Nicki Embleton, spokeswoman for Cancer Research UK, said: “It’s important to remember that even though the death rates are falling, the overall number of people dying from cancer is expected to increase. This is because the population is growing and more of us are living longer.

“Too many people are still being diagnosed with and dying from cancer, not just here in the Yorkshire, but across the UK and around the globe.”

Speaking on World Cancer Day, she said there is “still a great deal of work to do” to ensure more families stay together longer.

The latest figures show that in 2003, 338 in every 100,000 people in the region died from the disease but thanks to advances in treatment, diagnosis and research that figure fell overall by around 10 per cent to 306 people per 100,000 in 2013.

Last year the charity revised statistics suggesting that one in three people will develop cancer after it found that, as people grow older thanks to better health care, around 50 per cent of the population are now expected to develop the illness.
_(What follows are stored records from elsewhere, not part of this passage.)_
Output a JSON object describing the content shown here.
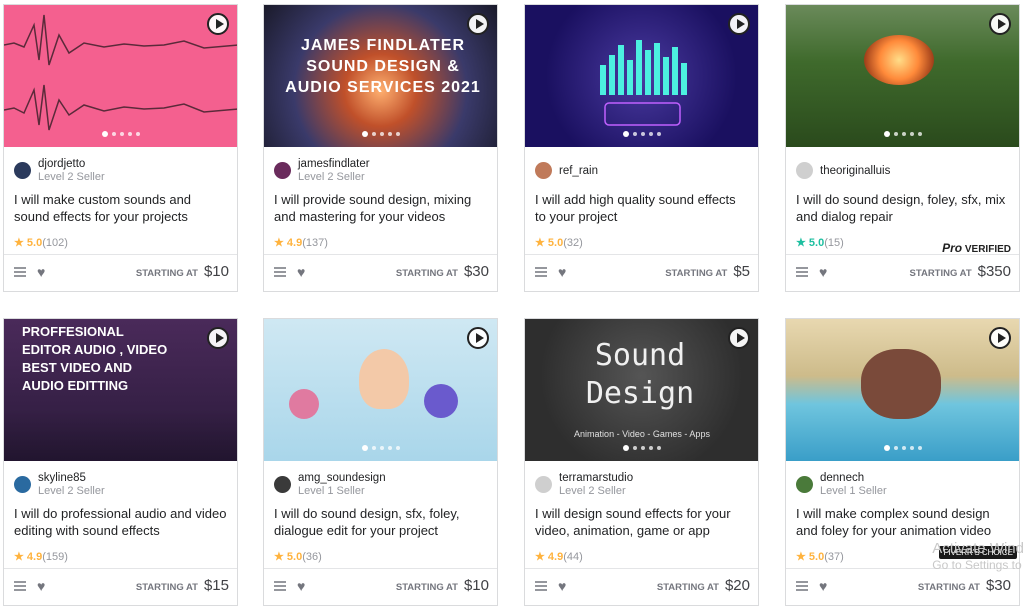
{
  "gigs": [
    {
      "seller": "djordjetto",
      "level": "Level 2 Seller",
      "title": "I will make custom sounds and sound effects for your projects",
      "rating": "5.0",
      "count": "(102)",
      "start_label": "STARTING AT",
      "price": "$10",
      "thumb_bg": "#f4608f"
    },
    {
      "seller": "jamesfindlater",
      "level": "Level 2 Seller",
      "title": "I will provide sound design, mixing and mastering for your videos",
      "rating": "4.9",
      "count": "(137)",
      "start_label": "STARTING AT",
      "price": "$30",
      "thumb_text": "JAMES FINDLATER SOUND DESIGN & AUDIO SERVICES 2021",
      "thumb_bg": "#2a2a3a"
    },
    {
      "seller": "ref_rain",
      "level": "",
      "title": "I will add high quality sound effects to your project",
      "rating": "5.0",
      "count": "(32)",
      "start_label": "STARTING AT",
      "price": "$5",
      "thumb_bg": "#1a1060"
    },
    {
      "seller": "theoriginalluis",
      "level": "",
      "title": "I will do sound design, foley, sfx, mix and dialog repair",
      "rating": "5.0",
      "count": "(15)",
      "start_label": "STARTING AT",
      "price": "$350",
      "pro_label": "Pro",
      "pro_verified": "VERIFIED",
      "thumb_bg": "#3f6a2c"
    },
    {
      "seller": "skyline85",
      "level": "Level 2 Seller",
      "title": "I will do professional audio and video editing with sound effects",
      "rating": "4.9",
      "count": "(159)",
      "start_label": "STARTING AT",
      "price": "$15",
      "thumb_text": "PROFFESIONAL EDITOR AUDIO , VIDEO BEST VIDEO AND AUDIO EDITTING",
      "thumb_bg": "#3a1c4a"
    },
    {
      "seller": "amg_soundesign",
      "level": "Level 1 Seller",
      "title": "I will do sound design, sfx, foley, dialogue edit for your project",
      "rating": "5.0",
      "count": "(36)",
      "start_label": "STARTING AT",
      "price": "$10",
      "thumb_bg": "#bfe0ef"
    },
    {
      "seller": "terramarstudio",
      "level": "Level 2 Seller",
      "title": "I will design sound effects for your video, animation, game or app",
      "rating": "4.9",
      "count": "(44)",
      "start_label": "STARTING AT",
      "price": "$20",
      "thumb_text": "Sound Design",
      "thumb_sub": "Animation - Video - Games - Apps",
      "thumb_bg": "#2e2e2e"
    },
    {
      "seller": "dennech",
      "level": "Level 1 Seller",
      "title": "I will make complex sound design and foley for your animation video",
      "rating": "5.0",
      "count": "(37)",
      "start_label": "STARTING AT",
      "price": "$30",
      "badge": "FIVERR'S CHOICE",
      "thumb_bg": "#6fc5de"
    }
  ],
  "watermark": {
    "line1": "Activate Wind",
    "line2": "Go to Settings to"
  }
}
It warned of an urgent need to bolster public health and NHS cancer services to be able to offer better tests and treatments.

Harpal Kumar, Cancer Research UK chief executive, said: “If the NHS doesn’t act and invest now, we will face a crisis in the future – with outcomes from cancer going backwards.”

Another charity, Yorkshire Cancer Research, found that Yorkshire has one of the highest rates of cancer diagnosis in the country.

To mark World Cancer Day, Cancer Research UK, Breast Cancer Care, Anthony Nolan and the Movember Foundation are teaming up to urge people to make donations and wear unity bands to show a united front against cancer. The bands are available for a suggested donation of £2. Visit